After a night of drinking, one of the first responses a person may have is to sleep. Since the body needs time to process any amount of alcohol, the number of drinks a person has can create a situation where sleep is the only way to process what was consumed. Unfortunately and too often, a person may decide that his or her car is the perfect spot to sleep off a few drinks before driving home. But, this is rarely the best decision, especially when it comes to a DUI conviction.
Even if a vehicle is not in operation, a person with a blood alcohol concentration (BAC) of over .08% should not be behind the wheel. In many states, this behavior is probable cause for law enforcement to assume that the person has already driven the vehicle while intoxicated, or, has the intention to drive after drinking. Because of this probable cause and assumption, even a person who had the best of intentions to “sleep it off” can be charged and convicted of DUI. In fact, under these circumstances, the only way to escape a DUI charge could involve a mechanic’s report that a vehicle is absolutely inoperable.
If a person is tired from the effects of alcohol and still manage to get out on the road, there is also a danger that the level of alcohol will cause that person to fall asleep. Falling asleep while driving is a dangerous consequence of drinking too much, and one that can be avoided by simply not attempting to operate the vehicle at all.

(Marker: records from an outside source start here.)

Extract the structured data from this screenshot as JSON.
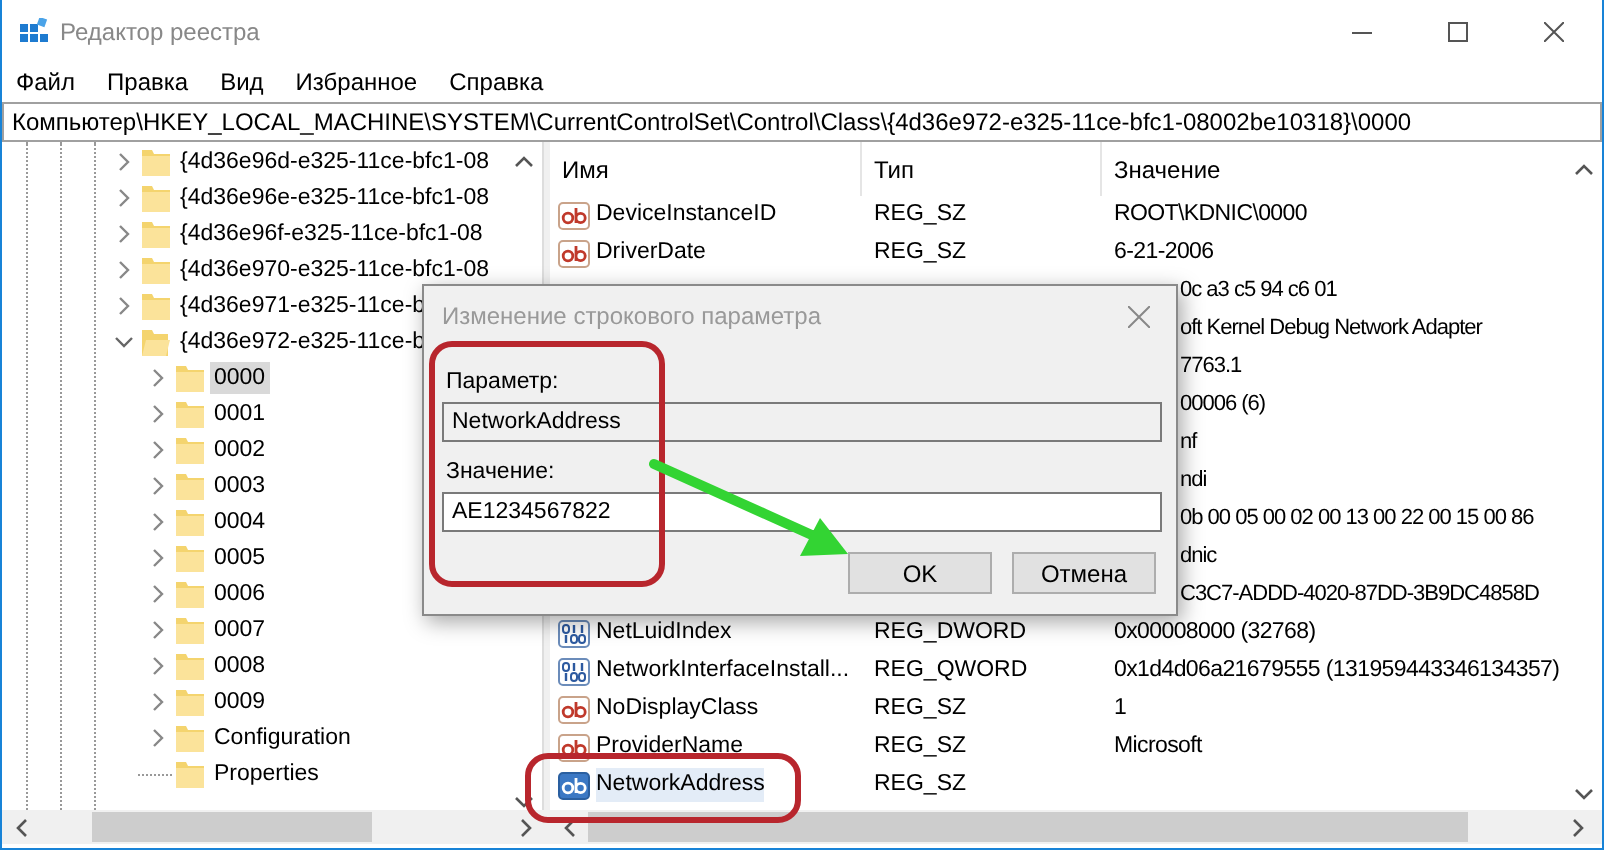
{
  "window": {
    "title": "Редактор реестра"
  },
  "menu": [
    "Файл",
    "Правка",
    "Вид",
    "Избранное",
    "Справка"
  ],
  "address": "Компьютер\\HKEY_LOCAL_MACHINE\\SYSTEM\\CurrentControlSet\\Control\\Class\\{4d36e972-e325-11ce-bfc1-08002be10318}\\0000",
  "tree": [
    {
      "label": "{4d36e96d-e325-11ce-bfc1-08",
      "has_children": true,
      "expanded": false,
      "selected": false
    },
    {
      "label": "{4d36e96e-e325-11ce-bfc1-08",
      "has_children": true,
      "expanded": false,
      "selected": false
    },
    {
      "label": "{4d36e96f-e325-11ce-bfc1-08",
      "has_children": true,
      "expanded": false,
      "selected": false
    },
    {
      "label": "{4d36e970-e325-11ce-bfc1-08",
      "has_children": true,
      "expanded": false,
      "selected": false
    },
    {
      "label": "{4d36e971-e325-11ce-b",
      "has_children": true,
      "expanded": false,
      "selected": false
    },
    {
      "label": "{4d36e972-e325-11ce-b",
      "has_children": true,
      "expanded": true,
      "selected": false,
      "children": [
        {
          "label": "0000",
          "has_children": true,
          "expanded": false,
          "selected": true
        },
        {
          "label": "0001",
          "has_children": true,
          "expanded": false,
          "selected": false
        },
        {
          "label": "0002",
          "has_children": true,
          "expanded": false,
          "selected": false
        },
        {
          "label": "0003",
          "has_children": true,
          "expanded": false,
          "selected": false
        },
        {
          "label": "0004",
          "has_children": true,
          "expanded": false,
          "selected": false
        },
        {
          "label": "0005",
          "has_children": true,
          "expanded": false,
          "selected": false
        },
        {
          "label": "0006",
          "has_children": true,
          "expanded": false,
          "selected": false
        },
        {
          "label": "0007",
          "has_children": true,
          "expanded": false,
          "selected": false
        },
        {
          "label": "0008",
          "has_children": true,
          "expanded": false,
          "selected": false
        },
        {
          "label": "0009",
          "has_children": true,
          "expanded": false,
          "selected": false
        },
        {
          "label": "Configuration",
          "has_children": true,
          "expanded": false,
          "selected": false
        },
        {
          "label": "Properties",
          "has_children": false,
          "expanded": false,
          "selected": false
        }
      ]
    }
  ],
  "list": {
    "columns": [
      "Имя",
      "Тип",
      "Значение"
    ],
    "rows": [
      {
        "kind": "string",
        "name": "DeviceInstanceID",
        "type": "REG_SZ",
        "value": "ROOT\\KDNIC\\0000",
        "selected": false
      },
      {
        "kind": "string",
        "name": "DriverDate",
        "type": "REG_SZ",
        "value": "6-21-2006",
        "selected": false
      },
      {
        "kind": "covered",
        "value": "0c a3 c5 94 c6 01"
      },
      {
        "kind": "covered",
        "value": "oft Kernel Debug Network Adapter"
      },
      {
        "kind": "covered",
        "value": "7763.1"
      },
      {
        "kind": "covered",
        "value": "00006 (6)"
      },
      {
        "kind": "covered",
        "value": "nf"
      },
      {
        "kind": "covered",
        "value": "ndi"
      },
      {
        "kind": "covered",
        "value": "0b 00 05 00 02 00 13 00 22 00 15 00 86"
      },
      {
        "kind": "covered",
        "value": "dnic"
      },
      {
        "kind": "covered",
        "value": "C3C7-ADDD-4020-87DD-3B9DC4858D"
      },
      {
        "kind": "binary",
        "name": "NetLuidIndex",
        "type": "REG_DWORD",
        "value": "0x00008000 (32768)",
        "selected": false
      },
      {
        "kind": "binary",
        "name": "NetworkInterfaceInstall...",
        "type": "REG_QWORD",
        "value": "0x1d4d06a21679555 (131959443346134357)",
        "selected": false
      },
      {
        "kind": "string",
        "name": "NoDisplayClass",
        "type": "REG_SZ",
        "value": "1",
        "selected": false
      },
      {
        "kind": "string",
        "name": "ProviderName",
        "type": "REG_SZ",
        "value": "Microsoft",
        "selected": false
      },
      {
        "kind": "string",
        "name": "NetworkAddress",
        "type": "REG_SZ",
        "selected": true
      }
    ]
  },
  "dialog": {
    "title": "Изменение строкового параметра",
    "fields": [
      {
        "label": "Параметр:",
        "value": "NetworkAddress",
        "disabled": true
      },
      {
        "label": "Значение:",
        "value": "AE1234567822",
        "disabled": false
      }
    ],
    "buttons": [
      "OK",
      "Отмена"
    ]
  },
  "annotations": [
    {
      "kind": "frame"
    },
    {
      "kind": "frame"
    },
    {
      "kind": "arrow"
    }
  ]
}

Because of the poor judgment of drunk drivers, the laws and assumptions about a person behind the wheel of a vehicle are a safety issue. While it may seem like a good idea to take a nap before driving home, more often than not, a person is still too drunk to drive. If a night of drinking is part of the plan, be sure that plan also includes a safe way home. The cost of a taxi or the favor of a designated driver is the best way to ensure the safety of our streets.